→ Material to process
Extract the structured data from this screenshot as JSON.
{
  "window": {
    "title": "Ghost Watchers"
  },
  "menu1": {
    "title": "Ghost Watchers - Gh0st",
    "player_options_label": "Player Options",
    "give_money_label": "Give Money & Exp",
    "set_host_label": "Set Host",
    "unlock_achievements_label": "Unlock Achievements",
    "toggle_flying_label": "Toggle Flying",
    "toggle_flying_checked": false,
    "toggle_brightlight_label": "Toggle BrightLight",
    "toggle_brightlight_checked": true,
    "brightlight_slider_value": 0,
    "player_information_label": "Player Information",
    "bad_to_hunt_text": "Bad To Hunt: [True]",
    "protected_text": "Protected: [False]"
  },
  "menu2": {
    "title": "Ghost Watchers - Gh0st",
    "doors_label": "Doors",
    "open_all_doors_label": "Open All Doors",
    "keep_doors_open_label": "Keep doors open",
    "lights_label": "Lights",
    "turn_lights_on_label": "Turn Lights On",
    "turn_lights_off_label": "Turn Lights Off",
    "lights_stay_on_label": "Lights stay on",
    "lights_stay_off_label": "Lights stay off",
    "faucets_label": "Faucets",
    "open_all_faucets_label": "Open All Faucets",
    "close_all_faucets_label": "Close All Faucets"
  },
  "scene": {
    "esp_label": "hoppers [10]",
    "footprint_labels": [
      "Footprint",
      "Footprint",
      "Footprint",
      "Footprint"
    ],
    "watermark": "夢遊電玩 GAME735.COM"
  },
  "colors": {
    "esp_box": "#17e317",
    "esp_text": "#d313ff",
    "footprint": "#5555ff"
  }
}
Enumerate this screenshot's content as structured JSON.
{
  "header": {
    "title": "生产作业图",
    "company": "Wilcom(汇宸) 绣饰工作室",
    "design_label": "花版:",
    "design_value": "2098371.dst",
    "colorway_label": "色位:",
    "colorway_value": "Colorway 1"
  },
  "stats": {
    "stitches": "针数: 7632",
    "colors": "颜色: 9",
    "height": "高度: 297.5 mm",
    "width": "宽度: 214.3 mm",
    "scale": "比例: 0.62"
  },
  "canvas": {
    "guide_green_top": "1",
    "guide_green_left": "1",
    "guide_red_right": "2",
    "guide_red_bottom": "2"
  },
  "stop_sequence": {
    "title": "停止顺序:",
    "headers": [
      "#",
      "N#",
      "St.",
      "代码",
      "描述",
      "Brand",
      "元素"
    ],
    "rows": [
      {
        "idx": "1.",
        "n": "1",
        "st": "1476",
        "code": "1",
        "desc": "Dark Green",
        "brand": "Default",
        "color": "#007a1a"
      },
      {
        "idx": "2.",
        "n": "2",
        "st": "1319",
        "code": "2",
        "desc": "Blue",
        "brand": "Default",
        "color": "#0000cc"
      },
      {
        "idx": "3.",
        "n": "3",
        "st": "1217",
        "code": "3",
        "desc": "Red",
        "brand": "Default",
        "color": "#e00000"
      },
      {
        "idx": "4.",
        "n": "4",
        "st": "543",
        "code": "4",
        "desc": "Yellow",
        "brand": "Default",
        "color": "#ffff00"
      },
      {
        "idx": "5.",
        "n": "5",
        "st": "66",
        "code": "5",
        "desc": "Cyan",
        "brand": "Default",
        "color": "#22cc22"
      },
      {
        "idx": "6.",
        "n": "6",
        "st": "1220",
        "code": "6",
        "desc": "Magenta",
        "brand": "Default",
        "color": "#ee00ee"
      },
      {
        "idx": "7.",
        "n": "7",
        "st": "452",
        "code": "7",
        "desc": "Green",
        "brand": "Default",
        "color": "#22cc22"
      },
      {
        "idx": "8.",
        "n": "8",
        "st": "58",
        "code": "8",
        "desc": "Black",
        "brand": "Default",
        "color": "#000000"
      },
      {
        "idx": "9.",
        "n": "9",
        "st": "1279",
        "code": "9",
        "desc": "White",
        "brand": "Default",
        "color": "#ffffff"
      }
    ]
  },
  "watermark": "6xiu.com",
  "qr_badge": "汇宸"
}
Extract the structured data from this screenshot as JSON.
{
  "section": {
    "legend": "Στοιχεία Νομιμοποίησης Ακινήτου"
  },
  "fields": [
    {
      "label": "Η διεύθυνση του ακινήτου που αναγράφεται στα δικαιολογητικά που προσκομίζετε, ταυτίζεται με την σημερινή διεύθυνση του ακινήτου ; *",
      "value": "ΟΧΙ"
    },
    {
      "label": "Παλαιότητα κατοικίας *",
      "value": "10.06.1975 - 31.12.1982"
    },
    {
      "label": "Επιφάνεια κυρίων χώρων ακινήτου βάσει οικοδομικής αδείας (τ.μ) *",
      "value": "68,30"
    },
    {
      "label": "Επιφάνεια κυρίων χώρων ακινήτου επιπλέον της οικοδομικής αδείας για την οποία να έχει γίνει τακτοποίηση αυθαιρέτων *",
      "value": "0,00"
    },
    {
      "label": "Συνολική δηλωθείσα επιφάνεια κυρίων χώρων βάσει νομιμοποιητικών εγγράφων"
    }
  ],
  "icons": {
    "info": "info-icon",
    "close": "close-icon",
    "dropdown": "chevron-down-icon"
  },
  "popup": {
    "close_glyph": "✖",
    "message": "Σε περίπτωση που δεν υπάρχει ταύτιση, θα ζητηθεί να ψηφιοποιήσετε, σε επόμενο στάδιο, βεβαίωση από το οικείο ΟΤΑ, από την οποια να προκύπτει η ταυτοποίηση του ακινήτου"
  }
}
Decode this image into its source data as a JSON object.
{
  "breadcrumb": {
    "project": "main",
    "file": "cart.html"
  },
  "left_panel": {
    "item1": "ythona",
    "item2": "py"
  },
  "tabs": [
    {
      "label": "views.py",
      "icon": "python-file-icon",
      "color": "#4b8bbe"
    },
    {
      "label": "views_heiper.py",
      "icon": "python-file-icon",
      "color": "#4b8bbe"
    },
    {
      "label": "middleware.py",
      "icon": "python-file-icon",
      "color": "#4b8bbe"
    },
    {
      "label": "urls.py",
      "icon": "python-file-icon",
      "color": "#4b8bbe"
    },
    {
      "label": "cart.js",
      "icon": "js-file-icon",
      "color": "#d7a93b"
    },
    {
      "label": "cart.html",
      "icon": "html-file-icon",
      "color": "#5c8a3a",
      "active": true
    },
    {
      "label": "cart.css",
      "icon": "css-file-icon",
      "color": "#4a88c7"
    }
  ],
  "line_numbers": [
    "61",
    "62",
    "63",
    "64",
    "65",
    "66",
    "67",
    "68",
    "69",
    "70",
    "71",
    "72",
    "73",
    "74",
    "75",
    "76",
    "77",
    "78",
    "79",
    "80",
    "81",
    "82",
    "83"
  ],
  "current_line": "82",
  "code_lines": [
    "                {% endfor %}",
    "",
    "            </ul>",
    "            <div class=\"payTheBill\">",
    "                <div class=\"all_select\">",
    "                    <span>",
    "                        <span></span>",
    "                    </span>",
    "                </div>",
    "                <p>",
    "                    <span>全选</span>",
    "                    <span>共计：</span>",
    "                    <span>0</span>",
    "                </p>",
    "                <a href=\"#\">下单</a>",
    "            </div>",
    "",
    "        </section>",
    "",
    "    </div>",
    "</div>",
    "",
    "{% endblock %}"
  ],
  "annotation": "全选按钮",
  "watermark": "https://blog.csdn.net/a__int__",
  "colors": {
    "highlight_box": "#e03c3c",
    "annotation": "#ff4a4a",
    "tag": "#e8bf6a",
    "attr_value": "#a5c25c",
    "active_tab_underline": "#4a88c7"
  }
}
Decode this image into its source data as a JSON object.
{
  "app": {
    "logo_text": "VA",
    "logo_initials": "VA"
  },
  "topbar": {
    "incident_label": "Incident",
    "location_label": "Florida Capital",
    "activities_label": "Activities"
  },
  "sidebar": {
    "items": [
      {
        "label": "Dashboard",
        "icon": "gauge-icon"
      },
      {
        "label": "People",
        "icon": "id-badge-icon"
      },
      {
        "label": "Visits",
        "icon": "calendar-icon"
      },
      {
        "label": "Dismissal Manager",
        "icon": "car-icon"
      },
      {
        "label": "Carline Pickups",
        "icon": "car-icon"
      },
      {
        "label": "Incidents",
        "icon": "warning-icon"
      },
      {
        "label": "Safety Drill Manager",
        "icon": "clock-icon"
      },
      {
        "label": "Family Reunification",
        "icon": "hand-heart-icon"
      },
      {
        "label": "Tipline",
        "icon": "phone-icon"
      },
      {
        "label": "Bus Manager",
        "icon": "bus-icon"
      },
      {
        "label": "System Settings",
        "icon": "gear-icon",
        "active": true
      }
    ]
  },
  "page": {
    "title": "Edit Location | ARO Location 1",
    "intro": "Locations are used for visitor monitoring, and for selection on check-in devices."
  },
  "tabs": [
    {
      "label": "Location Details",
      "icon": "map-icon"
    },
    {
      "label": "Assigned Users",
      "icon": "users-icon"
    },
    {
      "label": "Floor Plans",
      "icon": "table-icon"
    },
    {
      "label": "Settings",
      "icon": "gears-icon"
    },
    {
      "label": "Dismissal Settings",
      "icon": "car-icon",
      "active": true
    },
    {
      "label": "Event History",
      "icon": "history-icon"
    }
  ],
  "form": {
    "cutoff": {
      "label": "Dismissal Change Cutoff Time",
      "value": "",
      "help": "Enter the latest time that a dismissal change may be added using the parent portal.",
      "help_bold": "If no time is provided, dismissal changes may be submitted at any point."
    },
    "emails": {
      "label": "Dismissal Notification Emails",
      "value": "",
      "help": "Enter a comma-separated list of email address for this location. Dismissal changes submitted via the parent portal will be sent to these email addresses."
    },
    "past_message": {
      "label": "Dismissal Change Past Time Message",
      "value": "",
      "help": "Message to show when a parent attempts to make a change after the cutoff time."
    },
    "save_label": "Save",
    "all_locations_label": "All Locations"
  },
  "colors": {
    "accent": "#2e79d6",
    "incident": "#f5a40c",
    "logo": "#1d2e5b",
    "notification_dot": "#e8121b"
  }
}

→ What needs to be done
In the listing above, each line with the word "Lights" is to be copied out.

→ Solution for this exercise
    "lights_label": "Lights",
    "turn_lights_on_label": "Turn Lights On",
    "turn_lights_off_label": "Turn Lights Off",
    "lights_stay_on_label": "Lights stay on",
    "lights_stay_off_label": "Lights stay off",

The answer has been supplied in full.